'It was,' he says, 'fairly terrifying.' But seeing and understanding something of his 'dark side there, he eventually resurfaced a healthier, happier man in fuller control of his complex energies. In America, on the 1983 Police tour, Sting was sullen, withdrawn, in turmoil. Today, he could still be 'cleaning up' with the Police. Instead, he has remade himself as a musician.
'I've spent too many years at war with myself', goes one line of a song on the new album. But as is apparent from the other songs on it, Sting has now focused his considerable talent on the troubled world outside himself.

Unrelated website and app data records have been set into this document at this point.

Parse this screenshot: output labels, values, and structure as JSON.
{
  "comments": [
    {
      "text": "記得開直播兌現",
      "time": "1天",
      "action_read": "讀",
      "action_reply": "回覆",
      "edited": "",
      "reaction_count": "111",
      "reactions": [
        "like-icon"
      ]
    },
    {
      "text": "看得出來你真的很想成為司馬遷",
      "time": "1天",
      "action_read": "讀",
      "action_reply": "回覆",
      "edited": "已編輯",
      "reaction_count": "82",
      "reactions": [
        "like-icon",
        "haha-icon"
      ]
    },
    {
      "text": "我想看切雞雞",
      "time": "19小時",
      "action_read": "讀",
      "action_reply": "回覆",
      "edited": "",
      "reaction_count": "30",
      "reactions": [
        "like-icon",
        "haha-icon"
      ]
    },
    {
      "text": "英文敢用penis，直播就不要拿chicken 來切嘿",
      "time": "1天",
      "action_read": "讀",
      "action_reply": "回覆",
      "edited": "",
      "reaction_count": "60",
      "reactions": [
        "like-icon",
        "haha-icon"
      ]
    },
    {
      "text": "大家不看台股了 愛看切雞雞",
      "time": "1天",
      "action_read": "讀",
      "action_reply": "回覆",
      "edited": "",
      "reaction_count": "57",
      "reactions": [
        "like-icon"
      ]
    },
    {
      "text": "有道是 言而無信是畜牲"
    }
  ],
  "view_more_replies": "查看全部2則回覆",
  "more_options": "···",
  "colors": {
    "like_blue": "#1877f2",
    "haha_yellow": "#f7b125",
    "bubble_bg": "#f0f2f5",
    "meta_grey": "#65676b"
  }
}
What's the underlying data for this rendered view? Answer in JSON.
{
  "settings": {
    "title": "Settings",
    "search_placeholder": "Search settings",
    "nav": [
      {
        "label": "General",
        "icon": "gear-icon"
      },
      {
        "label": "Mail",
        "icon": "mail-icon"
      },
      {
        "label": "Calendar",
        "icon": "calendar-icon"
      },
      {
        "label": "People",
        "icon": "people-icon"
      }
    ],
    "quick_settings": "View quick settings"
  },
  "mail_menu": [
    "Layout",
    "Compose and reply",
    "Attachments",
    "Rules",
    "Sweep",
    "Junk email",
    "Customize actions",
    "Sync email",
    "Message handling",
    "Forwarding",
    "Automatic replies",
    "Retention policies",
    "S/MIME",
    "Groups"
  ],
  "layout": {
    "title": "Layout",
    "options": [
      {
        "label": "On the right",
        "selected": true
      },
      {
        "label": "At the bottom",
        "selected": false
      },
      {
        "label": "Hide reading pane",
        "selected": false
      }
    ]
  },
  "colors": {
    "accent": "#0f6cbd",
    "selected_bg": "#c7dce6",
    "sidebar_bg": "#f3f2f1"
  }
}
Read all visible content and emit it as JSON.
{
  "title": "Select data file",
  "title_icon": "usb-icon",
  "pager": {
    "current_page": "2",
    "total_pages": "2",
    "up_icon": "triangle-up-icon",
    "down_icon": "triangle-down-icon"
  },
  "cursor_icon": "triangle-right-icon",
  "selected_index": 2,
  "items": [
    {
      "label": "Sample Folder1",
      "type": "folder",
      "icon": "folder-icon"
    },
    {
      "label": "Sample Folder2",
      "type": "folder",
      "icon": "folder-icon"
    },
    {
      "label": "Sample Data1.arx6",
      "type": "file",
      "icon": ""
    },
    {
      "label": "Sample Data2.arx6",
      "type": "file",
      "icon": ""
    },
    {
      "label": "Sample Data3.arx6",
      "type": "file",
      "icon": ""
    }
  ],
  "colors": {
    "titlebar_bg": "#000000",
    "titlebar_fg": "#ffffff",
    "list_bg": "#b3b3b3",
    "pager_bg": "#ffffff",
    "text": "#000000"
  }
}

'Yes, the album is more objective,' he was saying somewhere around the Arc de Triomphe. Clearly alluding to the song 'Russians' he continued: 'We've never had such a dangerous situation between the superpowers, so much terrible tension. These are times when it's important that all our pop songs shouldn't be nonsense.
Oh there's room for fun, Moon in June, all that. But if I'm still allowed the privilege of writing and per forming my songs, at 33, I think I should be saying something which equates with my intelligence.
'If we actually want better relations with the Russians, for instance, each of us has to find counterparts on the other side to relate to. I wanted to record 'Russians' with the Leningrad State Orchestra - except red tape's been holding it up - just for the opportunity of meeting and working with people there."
And in his BBC dressing-room: 'Pop music itself is a pejorative term. Oh, here's another rock star taking himself too seriously, biting off more than he can chew. And that is pretentious, yes. But I've got four children now. And I think like a lot of other people with, a stake in the future, I feel we've got to go out and win it for ourselves. The world is opening up, we can travel almost anywhere now.
'That terrible thing that happened in Belgium - 38 people killed at a football match. God, to be able to travel to other people's countries is too precious a thing to be jeopardised like that. It's put this country back years.
'But we can't just follow the flag any more. That's what those young lads did in the First World War. In a very different way, that's what those Liverpool fans were doing in Belgium. All that aggression bound up in the red and the blues, us versus them, and people killed.'
Later, in another car, approaching Hampstead: 'I've no patience with doom and gloom. But you have to be realistic. You have to acknowledge how bad things are before you can possibly find the solutions. Why I'm writing idealistic songs, hopeful ones, is because I think we need to be that in order to win a future worth having. There are no totally good guys or bad guys. We're all imperfect, and we have to make the best of that, not the worst.'
The interview ended there in Sting's driveway. On occasions he'd put on his joke homrims as if to say, 'Yes, it's only a pop star talking.' Then he'd take them off again and you could see the father and the man.
© The Mail On Sunday magazine